5 Ways To Keep Books Relevant Today

13 Books Every Parent Should Read Their Child Before They Start School

Bumper crop of first-day-of-school books

‘Diary of a Wimpy Kid: The Long Haul’ Adds Alicia Silverstone (Exclusive)

How Did Children’s Literature Evolve From Prim Morality Tales to the Likes of Captain Underpants?

Wait, in This Children’s Book, the Robbers Steal the Little Kid and What Happens?!

Bookish Secrets on Whisper:

LIBRARIES

Finland’s Hot New Karaoke Bar Is a Public Library

I Can’t Even with Librarians Who Don’t Read Diversely

Library use in England fell dramatically over last decade, figures show

Public Library of the Year 2016 – nominations:

Public libraries serve the homeless more than just books

Removal of Confederacy books opens debate; director calls it routine process

When a child is born in Aarhus, parents press a button in hospital & a huge bell rings in the library

TEEN READS

2016 Aurora awards winners | Aurora Awards

In defence of grit lit – YA writers dealing honestly with the modern world

Full of Beans by Jennifer L. Holm

Full of Beans by Jennifer Holm

Full of Beans by Jennifer L. Holm (InfoSoup)

Released August 30, 2016.

This companion novel to Holm’s Newbery Honor Book, Turtle in Paradise, returns readers to the world of Depression-era Key West. The main character is Beans, Turtle’s cousin. It’s 1934 and the streets of Key West are filled with piles of garbage since there isn’t any money for trash pick up anymore. There are no jobs on the island, especially for a kid. Beans’ mother takes in laundry to make ends meet and his father heads north to New Jersey to see if he can find work there. Beans needs to find a way to provide for the family and for himself, so he tries jobs like searching the stinking garbage piles for cans. But when he doesn’t get paid what he’s been promised, Beans realizes that all adults lie. His best option seems to be working in the smuggling business, but that will have consequences that Beans is not prepared for at all.

Holm writes with a natural ease that is deceptively easy to read.

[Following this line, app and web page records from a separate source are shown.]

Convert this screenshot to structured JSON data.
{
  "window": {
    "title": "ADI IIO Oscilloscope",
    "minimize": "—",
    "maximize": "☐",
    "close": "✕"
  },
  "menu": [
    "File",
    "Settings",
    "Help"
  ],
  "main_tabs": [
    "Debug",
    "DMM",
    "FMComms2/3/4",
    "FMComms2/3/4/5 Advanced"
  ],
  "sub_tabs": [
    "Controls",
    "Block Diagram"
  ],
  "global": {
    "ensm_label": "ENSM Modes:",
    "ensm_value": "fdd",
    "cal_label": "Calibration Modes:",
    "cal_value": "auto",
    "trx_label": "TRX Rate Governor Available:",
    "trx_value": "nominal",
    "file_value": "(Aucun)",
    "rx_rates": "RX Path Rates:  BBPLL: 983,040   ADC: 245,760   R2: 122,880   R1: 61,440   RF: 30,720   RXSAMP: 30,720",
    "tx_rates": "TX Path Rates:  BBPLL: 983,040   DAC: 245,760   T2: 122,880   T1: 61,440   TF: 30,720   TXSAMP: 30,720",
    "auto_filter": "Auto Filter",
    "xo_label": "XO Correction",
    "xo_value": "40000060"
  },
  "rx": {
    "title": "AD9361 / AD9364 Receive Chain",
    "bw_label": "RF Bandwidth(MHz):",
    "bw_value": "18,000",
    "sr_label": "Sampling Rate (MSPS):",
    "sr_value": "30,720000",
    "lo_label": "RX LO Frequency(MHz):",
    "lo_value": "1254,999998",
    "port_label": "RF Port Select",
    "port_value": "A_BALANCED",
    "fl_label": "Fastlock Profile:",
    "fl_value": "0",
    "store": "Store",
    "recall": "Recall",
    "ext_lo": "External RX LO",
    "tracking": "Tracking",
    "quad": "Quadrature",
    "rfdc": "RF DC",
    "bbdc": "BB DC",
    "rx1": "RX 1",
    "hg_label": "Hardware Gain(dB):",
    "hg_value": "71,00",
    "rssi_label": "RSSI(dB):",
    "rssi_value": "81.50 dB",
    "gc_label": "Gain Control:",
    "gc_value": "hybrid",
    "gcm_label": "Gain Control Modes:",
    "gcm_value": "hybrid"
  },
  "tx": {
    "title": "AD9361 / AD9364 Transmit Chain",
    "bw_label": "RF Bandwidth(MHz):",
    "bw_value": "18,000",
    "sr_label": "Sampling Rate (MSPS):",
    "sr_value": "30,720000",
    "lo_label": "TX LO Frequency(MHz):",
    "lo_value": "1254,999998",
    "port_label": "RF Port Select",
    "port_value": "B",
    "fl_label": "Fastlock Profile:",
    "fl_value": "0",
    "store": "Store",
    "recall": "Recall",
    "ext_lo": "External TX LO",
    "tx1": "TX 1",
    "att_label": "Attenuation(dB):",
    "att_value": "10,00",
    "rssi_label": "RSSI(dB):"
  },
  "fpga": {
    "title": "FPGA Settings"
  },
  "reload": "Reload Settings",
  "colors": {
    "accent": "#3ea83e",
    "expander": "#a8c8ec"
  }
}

Her writing allows readers to explore Key West in a time just as it is becoming a tourist destination due to the New Deal and its workers. Beans’ personal story is clearly tied to the story of Key West with his own despair and lack of money mirroring the city’s. His own journey through to honesty and truth follows that of the city as well. It’s a clever dynamic that makes both roads to change all the easier to relate to and believe.

Beans is a dynamic and wonderfully funny character. He cares deeply for his family even as he spends time avoiding his baby brother and feeling burdened by his younger brother, Kermit. Still, when others are hurting, Beans is there to help in his own way, one that is so deeply himself that readers will adore it. Throughout Beans grows and matures but steadfastly remains the same character, just a little older and wiser. He is brilliantly drawn and a joy to read.

A great follow-up novel to the award winner, this book is a great read aloud for classrooms and families. Children will howl with laughter at Beans’ adventures all the while learning about the Depression and the value of honesty. Appropriate for ages 8-11.

Reviewed from copy received from Random House Books for Young Readers.